At the end of the day, you don’t really get extra points for making the same thing work in five different places. You DO get extra points for delivering a game changing application or product  in record time. If speed is the critical factor to competing in the marketplace, then you might have to take on a little more risk because I don’t see it being possible to have most apps  “run anywhere” without a serious amount of engineering effort.  

A common theme here is to make sure you choose your cloud provider wisely. What cloud is best for your workloads? What cloud is best given your team’s skill sets? What features exist in one cloud that could provide a strategic advantage for you against your competition? Put a large emphasis into your selection of your cloud provider and then commit to it. Make it work the way you need it to work. If you choose the right one, the need to move is greatly diminished and you can sleep peacefully at night.    

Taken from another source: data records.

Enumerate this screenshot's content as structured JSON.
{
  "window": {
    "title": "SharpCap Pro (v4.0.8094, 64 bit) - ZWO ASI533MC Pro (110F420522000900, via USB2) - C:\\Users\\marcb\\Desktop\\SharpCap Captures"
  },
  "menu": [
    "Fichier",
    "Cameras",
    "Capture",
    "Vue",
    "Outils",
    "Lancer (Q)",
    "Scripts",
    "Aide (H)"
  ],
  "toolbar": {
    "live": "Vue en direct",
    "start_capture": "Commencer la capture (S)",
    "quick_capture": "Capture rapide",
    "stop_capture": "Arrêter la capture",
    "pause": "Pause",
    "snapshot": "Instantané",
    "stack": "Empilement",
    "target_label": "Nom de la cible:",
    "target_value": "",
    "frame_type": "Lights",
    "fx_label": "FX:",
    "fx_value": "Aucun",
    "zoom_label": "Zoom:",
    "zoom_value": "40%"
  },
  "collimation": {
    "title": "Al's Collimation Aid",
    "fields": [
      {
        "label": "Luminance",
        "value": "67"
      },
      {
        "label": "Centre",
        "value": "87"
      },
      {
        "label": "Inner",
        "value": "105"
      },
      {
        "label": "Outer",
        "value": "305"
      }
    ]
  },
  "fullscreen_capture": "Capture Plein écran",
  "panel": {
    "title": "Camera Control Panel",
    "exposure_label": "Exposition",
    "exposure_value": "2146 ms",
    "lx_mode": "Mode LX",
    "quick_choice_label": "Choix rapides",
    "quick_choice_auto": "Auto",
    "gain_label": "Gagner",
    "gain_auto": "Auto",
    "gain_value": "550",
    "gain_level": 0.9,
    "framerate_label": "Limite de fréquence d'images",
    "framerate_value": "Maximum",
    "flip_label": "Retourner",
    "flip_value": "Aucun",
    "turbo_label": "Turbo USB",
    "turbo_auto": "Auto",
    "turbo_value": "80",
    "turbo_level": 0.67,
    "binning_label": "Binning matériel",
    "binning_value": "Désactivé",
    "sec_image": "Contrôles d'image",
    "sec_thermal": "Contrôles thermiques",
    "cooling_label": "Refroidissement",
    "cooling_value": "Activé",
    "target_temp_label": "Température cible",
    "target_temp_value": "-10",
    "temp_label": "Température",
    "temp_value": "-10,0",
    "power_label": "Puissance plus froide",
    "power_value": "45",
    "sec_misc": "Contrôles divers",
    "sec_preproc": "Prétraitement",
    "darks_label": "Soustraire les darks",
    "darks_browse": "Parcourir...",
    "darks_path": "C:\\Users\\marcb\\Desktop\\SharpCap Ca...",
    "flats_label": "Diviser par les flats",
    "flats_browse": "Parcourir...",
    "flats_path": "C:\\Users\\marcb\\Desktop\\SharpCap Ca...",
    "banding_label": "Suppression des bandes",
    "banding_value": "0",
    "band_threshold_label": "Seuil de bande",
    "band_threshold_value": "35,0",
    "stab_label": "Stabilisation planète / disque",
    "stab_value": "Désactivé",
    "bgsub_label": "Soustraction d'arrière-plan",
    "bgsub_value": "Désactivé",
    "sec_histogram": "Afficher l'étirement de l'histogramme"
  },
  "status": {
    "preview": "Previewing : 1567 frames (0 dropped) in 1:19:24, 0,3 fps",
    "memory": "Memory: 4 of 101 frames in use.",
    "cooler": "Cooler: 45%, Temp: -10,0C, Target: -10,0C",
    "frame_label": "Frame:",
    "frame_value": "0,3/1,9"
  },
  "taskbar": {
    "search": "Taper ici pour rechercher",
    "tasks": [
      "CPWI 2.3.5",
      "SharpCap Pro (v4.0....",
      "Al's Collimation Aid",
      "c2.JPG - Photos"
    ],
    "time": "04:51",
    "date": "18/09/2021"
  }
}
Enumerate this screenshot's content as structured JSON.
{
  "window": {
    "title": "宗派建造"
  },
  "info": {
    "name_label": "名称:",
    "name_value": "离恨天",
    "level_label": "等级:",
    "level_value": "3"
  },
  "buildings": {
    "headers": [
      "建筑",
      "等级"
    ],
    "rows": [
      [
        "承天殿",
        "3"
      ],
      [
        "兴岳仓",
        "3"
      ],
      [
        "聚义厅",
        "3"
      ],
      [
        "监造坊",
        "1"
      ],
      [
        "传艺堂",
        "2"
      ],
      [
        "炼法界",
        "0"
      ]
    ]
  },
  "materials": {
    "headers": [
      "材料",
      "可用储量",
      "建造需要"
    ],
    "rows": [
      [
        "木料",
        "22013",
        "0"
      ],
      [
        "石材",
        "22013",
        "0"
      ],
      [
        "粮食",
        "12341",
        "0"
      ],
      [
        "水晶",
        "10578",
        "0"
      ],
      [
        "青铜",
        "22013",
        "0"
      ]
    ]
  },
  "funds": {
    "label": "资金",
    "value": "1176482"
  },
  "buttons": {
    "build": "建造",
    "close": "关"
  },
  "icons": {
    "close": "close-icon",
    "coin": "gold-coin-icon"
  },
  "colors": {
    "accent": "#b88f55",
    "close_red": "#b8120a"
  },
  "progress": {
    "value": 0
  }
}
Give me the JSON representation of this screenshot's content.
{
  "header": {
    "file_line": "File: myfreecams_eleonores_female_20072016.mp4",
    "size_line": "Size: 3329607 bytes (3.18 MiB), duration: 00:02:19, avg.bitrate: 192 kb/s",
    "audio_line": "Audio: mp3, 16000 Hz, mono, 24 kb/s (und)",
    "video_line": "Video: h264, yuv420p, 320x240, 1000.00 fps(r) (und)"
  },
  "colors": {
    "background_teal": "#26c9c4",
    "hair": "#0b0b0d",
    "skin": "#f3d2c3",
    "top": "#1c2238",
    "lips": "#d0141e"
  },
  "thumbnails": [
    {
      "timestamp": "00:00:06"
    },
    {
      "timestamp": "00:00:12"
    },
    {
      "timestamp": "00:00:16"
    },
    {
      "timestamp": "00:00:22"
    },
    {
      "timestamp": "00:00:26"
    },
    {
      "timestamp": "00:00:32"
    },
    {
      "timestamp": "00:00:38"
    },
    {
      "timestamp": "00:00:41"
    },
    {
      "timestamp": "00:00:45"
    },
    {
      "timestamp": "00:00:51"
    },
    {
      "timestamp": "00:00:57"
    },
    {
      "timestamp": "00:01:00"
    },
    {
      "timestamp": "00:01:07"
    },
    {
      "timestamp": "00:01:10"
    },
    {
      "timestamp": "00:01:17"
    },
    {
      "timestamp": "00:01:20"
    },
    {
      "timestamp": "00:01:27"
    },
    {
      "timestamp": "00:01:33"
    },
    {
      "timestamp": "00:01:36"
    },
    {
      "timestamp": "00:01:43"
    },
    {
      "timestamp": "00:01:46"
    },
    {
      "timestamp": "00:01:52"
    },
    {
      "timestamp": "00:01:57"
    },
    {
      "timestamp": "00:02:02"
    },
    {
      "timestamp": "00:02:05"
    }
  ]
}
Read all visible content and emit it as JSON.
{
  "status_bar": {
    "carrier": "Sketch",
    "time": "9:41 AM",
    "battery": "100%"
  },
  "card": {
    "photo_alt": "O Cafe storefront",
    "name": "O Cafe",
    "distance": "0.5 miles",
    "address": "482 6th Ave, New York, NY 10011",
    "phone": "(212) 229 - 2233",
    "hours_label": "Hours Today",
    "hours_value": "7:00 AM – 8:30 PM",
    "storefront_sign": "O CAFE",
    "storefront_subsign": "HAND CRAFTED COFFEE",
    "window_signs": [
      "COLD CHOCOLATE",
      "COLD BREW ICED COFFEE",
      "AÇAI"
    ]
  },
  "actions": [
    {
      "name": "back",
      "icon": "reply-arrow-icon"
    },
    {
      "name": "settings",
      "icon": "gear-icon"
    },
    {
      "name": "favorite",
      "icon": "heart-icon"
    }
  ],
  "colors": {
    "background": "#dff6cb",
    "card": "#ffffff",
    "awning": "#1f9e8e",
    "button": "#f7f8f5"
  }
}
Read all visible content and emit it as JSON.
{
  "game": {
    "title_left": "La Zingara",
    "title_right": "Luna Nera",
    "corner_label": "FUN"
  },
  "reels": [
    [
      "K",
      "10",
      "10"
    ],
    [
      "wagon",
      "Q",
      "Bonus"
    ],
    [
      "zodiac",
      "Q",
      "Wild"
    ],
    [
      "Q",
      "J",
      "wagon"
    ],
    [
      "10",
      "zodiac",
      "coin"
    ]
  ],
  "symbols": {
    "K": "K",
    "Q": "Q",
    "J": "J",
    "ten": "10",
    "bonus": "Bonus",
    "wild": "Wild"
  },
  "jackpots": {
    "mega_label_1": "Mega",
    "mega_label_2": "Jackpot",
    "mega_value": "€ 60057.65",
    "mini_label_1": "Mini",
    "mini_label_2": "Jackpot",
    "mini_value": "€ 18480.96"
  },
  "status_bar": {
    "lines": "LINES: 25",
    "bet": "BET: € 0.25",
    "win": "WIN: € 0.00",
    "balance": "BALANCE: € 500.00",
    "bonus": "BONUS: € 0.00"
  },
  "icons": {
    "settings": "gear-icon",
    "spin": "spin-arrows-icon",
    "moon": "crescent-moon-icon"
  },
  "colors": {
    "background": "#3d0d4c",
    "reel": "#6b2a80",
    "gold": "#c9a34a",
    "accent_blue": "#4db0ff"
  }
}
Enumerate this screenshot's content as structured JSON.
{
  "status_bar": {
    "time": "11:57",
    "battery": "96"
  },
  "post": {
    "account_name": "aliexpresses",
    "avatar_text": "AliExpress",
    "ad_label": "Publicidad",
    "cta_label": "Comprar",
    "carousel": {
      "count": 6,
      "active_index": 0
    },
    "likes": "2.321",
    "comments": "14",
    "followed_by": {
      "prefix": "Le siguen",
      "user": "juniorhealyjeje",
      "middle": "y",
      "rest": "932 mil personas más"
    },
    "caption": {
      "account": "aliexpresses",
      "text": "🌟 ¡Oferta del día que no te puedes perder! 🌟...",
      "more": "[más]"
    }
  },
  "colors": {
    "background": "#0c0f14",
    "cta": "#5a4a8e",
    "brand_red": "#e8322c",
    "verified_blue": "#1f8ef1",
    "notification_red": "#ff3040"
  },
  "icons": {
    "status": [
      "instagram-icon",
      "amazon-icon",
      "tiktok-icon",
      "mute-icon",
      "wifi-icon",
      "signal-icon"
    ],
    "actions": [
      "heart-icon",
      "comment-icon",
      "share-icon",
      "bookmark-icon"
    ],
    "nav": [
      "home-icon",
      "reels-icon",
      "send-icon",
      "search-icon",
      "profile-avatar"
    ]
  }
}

If you have questions or comments about this Cloud lock in article or would like to speak with one of our cloud experts directly about cloud solutions, please fill out the form and we will respond.

About Dave Moore

Dave Moore, CIO

Dave Moore is GAP’s Chief Innovation Officer. He is a seasoned technology executive with more than 25 years of experience in conceptualization and crafting innovative solutions that provide scalability, widespread end-user adoption, and substantially increased revenue. Dave’s experience has given him unique insight into building diverse teams, and expert knowledge of microservices, Serverless, cloud optimization, CI/CD, security, big data and open-source technologies. You can connect with Dave on LinkedIn, or send him an email.